* **Task brief**:
An exact restatement of the entire listing is needed, excluding all images.

----- Data shown -----

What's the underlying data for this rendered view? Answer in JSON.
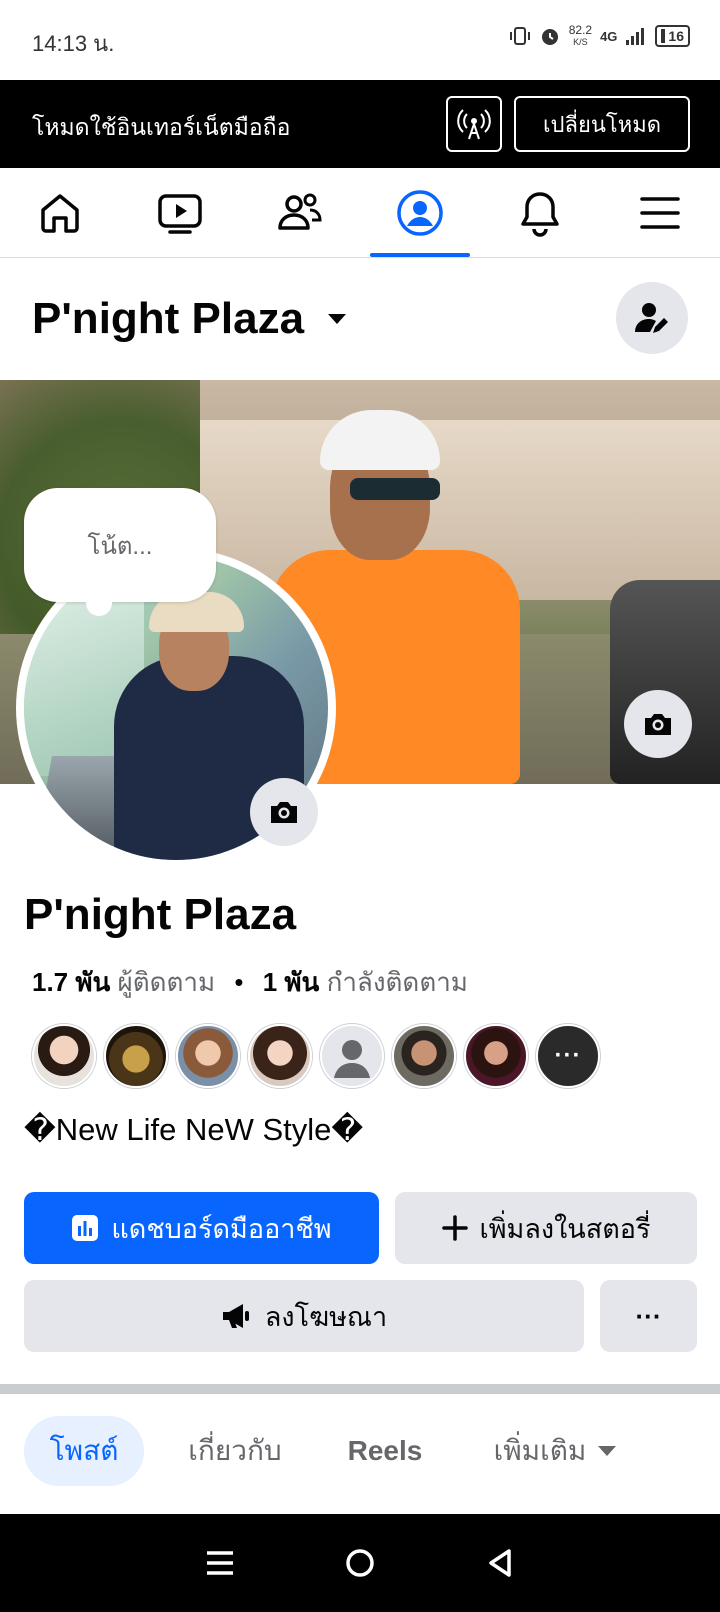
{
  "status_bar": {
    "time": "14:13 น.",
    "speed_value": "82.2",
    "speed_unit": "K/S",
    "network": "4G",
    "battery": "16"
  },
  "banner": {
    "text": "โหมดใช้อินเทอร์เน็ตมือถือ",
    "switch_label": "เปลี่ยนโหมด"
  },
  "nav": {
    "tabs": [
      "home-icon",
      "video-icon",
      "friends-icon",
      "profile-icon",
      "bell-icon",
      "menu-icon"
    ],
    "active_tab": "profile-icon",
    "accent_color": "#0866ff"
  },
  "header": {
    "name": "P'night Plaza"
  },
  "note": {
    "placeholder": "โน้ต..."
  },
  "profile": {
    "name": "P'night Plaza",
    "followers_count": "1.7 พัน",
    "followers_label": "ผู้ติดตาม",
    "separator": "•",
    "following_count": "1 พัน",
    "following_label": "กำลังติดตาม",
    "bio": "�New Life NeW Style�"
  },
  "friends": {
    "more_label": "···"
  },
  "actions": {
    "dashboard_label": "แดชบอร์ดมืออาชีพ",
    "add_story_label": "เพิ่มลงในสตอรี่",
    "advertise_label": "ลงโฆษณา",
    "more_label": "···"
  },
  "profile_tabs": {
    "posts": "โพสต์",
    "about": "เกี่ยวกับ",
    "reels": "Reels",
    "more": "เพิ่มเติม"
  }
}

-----

* **Written reply**:
What's the underlying data for this rendered view? Answer in JSON.
{
  "status_bar": {
    "time": "14:13 น.",
    "speed_value": "82.2",
    "speed_unit": "K/S",
    "network": "4G",
    "battery": "16"
  },
  "banner": {
    "text": "โหมดใช้อินเทอร์เน็ตมือถือ",
    "switch_label": "เปลี่ยนโหมด"
  },
  "nav": {
    "tabs": [
      "home-icon",
      "video-icon",
      "friends-icon",
      "profile-icon",
      "bell-icon",
      "menu-icon"
    ],
    "active_tab": "profile-icon",
    "accent_color": "#0866ff"
  },
  "header": {
    "name": "P'night Plaza"
  },
  "note": {
    "placeholder": "โน้ต..."
  },
  "profile": {
    "name": "P'night Plaza",
    "followers_count": "1.7 พัน",
    "followers_label": "ผู้ติดตาม",
    "separator": "•",
    "following_count": "1 พัน",
    "following_label": "กำลังติดตาม",
    "bio": "�New Life NeW Style�"
  },
  "friends": {
    "more_label": "···"
  },
  "actions": {
    "dashboard_label": "แดชบอร์ดมืออาชีพ",
    "add_story_label": "เพิ่มลงในสตอรี่",
    "advertise_label": "ลงโฆษณา",
    "more_label": "···"
  },
  "profile_tabs": {
    "posts": "โพสต์",
    "about": "เกี่ยวกับ",
    "reels": "Reels",
    "more": "เพิ่มเติม"
  }
}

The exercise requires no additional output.